Set the listing down unchanged, minus every embedded image.

= Beginning of Section =

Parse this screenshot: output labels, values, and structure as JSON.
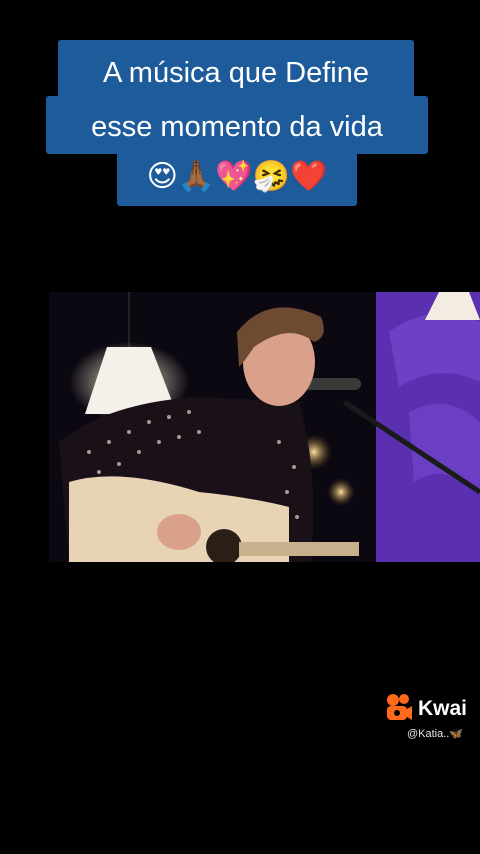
{
  "caption": {
    "line1": "A música que Define",
    "line2": "esse momento da vida",
    "emojis": "😍🙏🏾💖🤧❤️"
  },
  "watermark": {
    "brand": "Kwai",
    "username": "@Katia..🦋",
    "brand_color": "#ff6a1a"
  },
  "colors": {
    "caption_bg": "#1d5b9a",
    "page_bg": "#000000"
  }
}
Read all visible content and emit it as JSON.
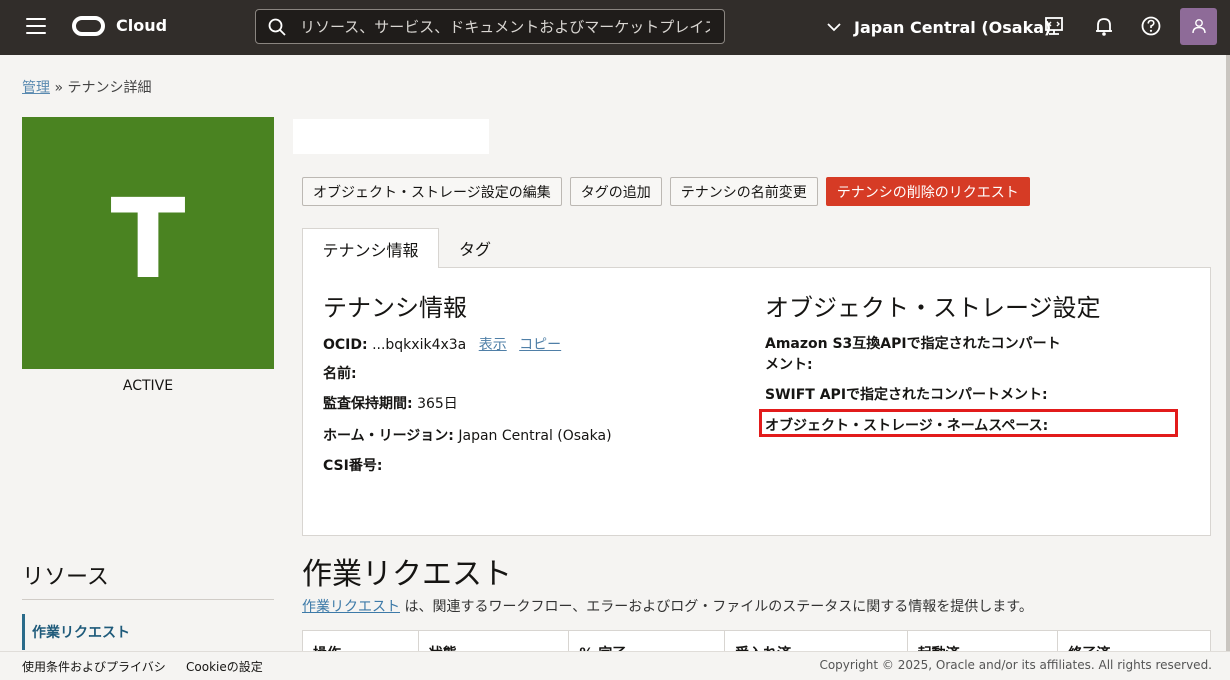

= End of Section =

RESPONSE AREA.
Parse this screenshot: output labels, values, and structure as JSON.
{
  "caption": {
    "line1": "A música que Define",
    "line2": "esse momento da vida",
    "emojis": "😍🙏🏾💖🤧❤️"
  },
  "watermark": {
    "brand": "Kwai",
    "username": "@Katia..🦋",
    "brand_color": "#ff6a1a"
  },
  "colors": {
    "caption_bg": "#1d5b9a",
    "page_bg": "#000000"
  }
}
Read all visible content and emit it as JSON.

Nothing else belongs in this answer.